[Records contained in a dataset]
BEGIN

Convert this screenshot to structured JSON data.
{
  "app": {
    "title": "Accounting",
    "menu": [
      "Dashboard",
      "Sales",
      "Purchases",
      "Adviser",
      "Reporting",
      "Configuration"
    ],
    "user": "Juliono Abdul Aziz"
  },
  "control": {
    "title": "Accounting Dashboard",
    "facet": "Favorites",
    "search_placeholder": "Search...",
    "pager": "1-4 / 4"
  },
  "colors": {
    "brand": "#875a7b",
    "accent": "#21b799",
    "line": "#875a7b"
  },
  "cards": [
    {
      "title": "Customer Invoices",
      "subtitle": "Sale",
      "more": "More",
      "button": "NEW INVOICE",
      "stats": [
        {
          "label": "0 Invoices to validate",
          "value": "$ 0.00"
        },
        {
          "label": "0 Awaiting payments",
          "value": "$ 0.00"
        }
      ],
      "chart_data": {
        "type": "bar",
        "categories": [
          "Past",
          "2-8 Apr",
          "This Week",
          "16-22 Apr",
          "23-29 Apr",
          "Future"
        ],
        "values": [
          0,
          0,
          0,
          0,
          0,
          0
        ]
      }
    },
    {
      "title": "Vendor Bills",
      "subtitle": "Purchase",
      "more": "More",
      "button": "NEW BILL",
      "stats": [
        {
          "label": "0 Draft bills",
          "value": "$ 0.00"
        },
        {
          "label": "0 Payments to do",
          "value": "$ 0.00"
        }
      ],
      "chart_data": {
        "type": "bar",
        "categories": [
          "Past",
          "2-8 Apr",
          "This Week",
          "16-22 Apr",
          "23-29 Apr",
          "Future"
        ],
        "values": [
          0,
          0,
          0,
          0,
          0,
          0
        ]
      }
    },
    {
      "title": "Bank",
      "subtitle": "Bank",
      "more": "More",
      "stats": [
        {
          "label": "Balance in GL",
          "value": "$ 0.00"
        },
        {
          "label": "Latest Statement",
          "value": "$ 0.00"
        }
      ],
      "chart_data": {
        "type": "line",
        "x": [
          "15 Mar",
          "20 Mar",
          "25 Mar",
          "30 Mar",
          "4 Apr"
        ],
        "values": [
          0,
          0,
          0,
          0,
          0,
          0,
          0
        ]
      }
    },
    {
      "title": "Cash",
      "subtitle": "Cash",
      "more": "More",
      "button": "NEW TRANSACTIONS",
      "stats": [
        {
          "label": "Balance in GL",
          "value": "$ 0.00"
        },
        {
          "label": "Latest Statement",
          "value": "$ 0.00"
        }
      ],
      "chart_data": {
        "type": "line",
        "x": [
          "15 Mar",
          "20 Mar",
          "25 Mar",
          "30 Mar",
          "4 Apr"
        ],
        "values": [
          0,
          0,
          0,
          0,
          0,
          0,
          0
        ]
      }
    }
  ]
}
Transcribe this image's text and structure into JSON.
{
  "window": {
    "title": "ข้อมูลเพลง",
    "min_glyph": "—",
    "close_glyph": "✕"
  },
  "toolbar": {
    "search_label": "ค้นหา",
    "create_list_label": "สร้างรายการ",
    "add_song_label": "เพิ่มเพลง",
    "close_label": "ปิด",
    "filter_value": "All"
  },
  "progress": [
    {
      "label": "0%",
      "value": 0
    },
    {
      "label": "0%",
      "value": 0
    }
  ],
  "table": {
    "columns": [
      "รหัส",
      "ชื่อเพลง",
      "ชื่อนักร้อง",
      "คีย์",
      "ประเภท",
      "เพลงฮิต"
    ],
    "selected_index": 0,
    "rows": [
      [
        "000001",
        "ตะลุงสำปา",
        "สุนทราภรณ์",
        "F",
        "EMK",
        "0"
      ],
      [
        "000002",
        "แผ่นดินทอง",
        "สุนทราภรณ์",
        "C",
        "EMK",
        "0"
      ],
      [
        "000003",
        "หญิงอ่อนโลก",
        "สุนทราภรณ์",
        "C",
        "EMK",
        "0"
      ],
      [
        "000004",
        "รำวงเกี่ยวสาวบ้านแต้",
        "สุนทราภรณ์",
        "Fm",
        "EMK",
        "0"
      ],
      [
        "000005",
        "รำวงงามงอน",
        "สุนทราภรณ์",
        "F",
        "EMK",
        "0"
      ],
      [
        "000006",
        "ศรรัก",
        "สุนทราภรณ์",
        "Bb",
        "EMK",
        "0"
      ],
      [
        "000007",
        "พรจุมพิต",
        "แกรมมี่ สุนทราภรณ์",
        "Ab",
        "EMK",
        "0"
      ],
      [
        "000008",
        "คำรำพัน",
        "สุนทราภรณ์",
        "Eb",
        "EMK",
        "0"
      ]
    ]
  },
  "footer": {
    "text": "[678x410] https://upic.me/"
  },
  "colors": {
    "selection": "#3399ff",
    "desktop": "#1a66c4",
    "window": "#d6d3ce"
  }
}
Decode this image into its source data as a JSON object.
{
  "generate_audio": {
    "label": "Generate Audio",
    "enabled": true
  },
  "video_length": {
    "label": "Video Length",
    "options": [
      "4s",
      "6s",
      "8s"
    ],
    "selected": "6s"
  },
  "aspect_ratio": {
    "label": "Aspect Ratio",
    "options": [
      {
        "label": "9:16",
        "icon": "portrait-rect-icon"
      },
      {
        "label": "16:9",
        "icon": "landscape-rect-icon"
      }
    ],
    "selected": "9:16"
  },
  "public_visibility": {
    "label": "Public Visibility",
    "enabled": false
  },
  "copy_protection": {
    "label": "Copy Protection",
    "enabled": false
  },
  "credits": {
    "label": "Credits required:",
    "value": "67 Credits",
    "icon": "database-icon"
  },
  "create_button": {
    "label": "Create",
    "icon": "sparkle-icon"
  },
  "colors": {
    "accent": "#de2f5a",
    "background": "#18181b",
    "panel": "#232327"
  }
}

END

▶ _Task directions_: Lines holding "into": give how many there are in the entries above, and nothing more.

▶ _Result of the task_: 2